After 64-year old William Nolan was arrested, criminally charged and released on bond in Jefferson County last week for allegedly sexually assaulting a Fort Atkinson altar boy in 2006, a statement from Bishop Robert Morlino on Nolan's past noted "...the Diocese had received no allegations of misconduct connected to any of his assignments."
But after 27 News reported Monday Janesville Police officials contacted the diocese about Nolan in 2015, a new statement from the diocese said the diocese was aware of the man who sparked Janesville's investigation into Nolan, because they had contact with the man twice in the past, but with no representation the priest had harmed the man. Diocese officials said the man had again contacted them Monday, this time with an accusation of sexual misconduct against Nolan.
"Their first statement about him - and it appears he has prior history - and they knew about this, and they didn't say it," says Peter Isely of the Wisconsin chapter of the Survivors Network Of Those Abused By Priests (SNAP). "They should have immediately been transparent," Isely says.
There was no arrest of Nolan in connection with the Janesville investigation. Janesville Police officials have yet to release reports on that investigation, or comment on investigation specifics.
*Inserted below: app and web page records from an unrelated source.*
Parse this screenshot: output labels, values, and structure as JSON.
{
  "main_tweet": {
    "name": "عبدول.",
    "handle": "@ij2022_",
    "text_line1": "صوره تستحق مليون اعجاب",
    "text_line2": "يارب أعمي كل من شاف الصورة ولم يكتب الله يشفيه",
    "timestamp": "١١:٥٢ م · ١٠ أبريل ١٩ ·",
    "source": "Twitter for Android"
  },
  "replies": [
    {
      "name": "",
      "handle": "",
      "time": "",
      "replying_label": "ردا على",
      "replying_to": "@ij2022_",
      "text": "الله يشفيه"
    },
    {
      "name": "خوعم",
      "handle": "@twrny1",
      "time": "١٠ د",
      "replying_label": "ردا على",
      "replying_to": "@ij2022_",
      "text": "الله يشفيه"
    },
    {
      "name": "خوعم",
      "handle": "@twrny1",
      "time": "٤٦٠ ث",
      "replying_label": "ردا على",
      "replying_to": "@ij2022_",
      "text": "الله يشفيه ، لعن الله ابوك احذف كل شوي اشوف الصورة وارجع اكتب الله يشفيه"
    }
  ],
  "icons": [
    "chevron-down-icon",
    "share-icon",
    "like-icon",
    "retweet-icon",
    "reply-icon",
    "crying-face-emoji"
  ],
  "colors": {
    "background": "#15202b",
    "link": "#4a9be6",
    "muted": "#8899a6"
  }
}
A Florida man who's a friend of Nolan's potential victim says Morlino's original statement was more than carefully crafted. "It is an absolute lie." 27 News is not identifying the man to protect the identity of the potential victim.
A Diocese official stands by the accuracy of all statements made by the Bishop in the aftermath of Nolan's arrest.
Diocese spokesperson Brent King says Janesville Police's contact with the diocese was merely to get police personnel in touch with Nolan. "Nothing more was made known to us," King says.
But a portion of the Janesville Police reports obtained by 27 News state an employee of the Catholic Diocese of Madison told a detective "...She was very aware of the (possible victim) situation."
Coinciding with the criminal charges against the priest, several democratic gubernatorial candidates and others have urged support for a proposal called the Child Victim's Act.
The proposal would create a three year grace period for the filling of civil lawsuits by victims of childhood clergy sexual abuse, and other sexual abuse, even though their cases would be too old to adjudicate under current law.
Governor Walker Tuesday said he was supportive of the concept of removing barriers to child sex assault victims receiving justice and perpetrators being held accountable. Isely says Minnesota's recent passage of the proposal has led to the identification of offenders and restitution for victims.